One challenge, according to Dr. Krauss, is that ophthalmologists may not always get a sense of who is at a higher risk for falls during an exam, due to the short amount of time with a patient. However, staff members may have valuable insight based on how a patient walks to and from the waiting area and exam room. Another challenge is with patients receiving certain treatments, for example, those with age-related macular degeneration who return to a practice for regular injections. Eye doctors may not always have the time to assess or ask how these patients are managing their vision loss in terms of preventing falls, Dr. Krauss said.
Ophthalmologists should take a more global view on preventing falls by working with physicians across specialties to recognize at-risk patients, Dr. Shah said.
Although there is a tendency nowadays to put off second eye cataract surgery, John S. Jarstad, MD, thinks that getting that second eye operation sooner rather than later could help lessen fall risk, even in borderline cases.

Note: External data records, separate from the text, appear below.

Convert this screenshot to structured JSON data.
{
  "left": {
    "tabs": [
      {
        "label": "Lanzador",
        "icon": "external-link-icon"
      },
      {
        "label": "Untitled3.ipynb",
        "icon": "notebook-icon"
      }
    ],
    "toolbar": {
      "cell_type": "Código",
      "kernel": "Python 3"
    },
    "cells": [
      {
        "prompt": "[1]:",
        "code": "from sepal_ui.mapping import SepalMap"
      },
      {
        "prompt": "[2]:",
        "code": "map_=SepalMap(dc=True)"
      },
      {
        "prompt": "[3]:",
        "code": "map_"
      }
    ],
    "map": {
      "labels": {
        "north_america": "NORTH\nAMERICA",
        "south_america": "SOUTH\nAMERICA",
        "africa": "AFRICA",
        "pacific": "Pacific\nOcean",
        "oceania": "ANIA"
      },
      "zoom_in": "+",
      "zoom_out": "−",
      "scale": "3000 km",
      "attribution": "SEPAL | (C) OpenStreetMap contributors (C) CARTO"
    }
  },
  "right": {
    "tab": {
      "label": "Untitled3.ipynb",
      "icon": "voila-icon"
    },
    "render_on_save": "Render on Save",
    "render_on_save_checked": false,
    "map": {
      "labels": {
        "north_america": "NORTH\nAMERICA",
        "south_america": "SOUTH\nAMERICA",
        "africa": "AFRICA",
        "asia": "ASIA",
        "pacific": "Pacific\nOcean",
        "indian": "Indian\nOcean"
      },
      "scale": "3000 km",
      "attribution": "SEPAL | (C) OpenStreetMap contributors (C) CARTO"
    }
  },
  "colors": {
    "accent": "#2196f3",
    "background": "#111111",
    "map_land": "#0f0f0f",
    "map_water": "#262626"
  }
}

Beyond the falls

The study results bring attention to other eye trauma pearls that ophthalmologists should share with patients, according to sources. First, parents should be educated about the use of protective eyewear in children, including sports-related eye protection, Dr. Shah said.
Dr. Jarstad agreed. “I try to emphasize wearing eye protection with polycarbonate lenses,” he said.
Second, anyone training to use a gun should remember the cardinal rule of never aiming at another person, Dr. Jarstad said. This could help avoid eye trauma, not to mention serious injury or death.

About the doctors
John S. Jarstad, MD
Associate professor
Director of cataract and refractive surgery
University of Missouri School of Medicine
Columbia, Missouri

Howard R. Krauss, MD
Clinical professor of ophthalmology and neurosurgery
John Wayne Cancer Institute,
Pacific Neuroscience Institute
Providence Saint John’s Health Center
Santa Monica, California

Syed Mahmood Ali Shah, MD
Associate professor of ophthalmology
University of Pittsburgh School
of Medicine Pittsburgh

Contact information
Jarstad
: jarstadj@health.missouri.edu
Krauss: hkrauss@pacificneuro.org
Shah: sms@syeds.org

Reference

1. Iftikhar M, et al. Changes in the incidence of eye trauma hospitalizations in the United States from 2001 through 2014. JAMA Ophthalmol. 2019;137:48–56.

Financial interests
Jarstad: None
Krauss: None
Shah: None
 

Eye trauma stats1

• Two million to 2.4 million cases of eye trauma occur each year.
• Of those cases, about 1 million have permanent significant visual impairment.
• Twenty-seven percent or more of serious eye injuries in the U.S. lead to legal blindness.
• A primary diagnosis of eye trauma decreased from 2001 to 2014, but secondary diagnoses of eye trauma increased.
• A rise in the secondary diagnosis of eye trauma was linked to an increasing frequency of falls among those age 65 or older.
• A primary diagnosis of eye trauma was more common in children and teens, African Americans and Hispanics, uninsured patients, and those receiving Medicaid.

Linking eye trauma and falls among the elderly Linking eye trauma and falls among the elderly
Ophthalmology News - EyeWorld Magazine
283 110
220 142
,
2019-04-05T09:57:48Z
True, 4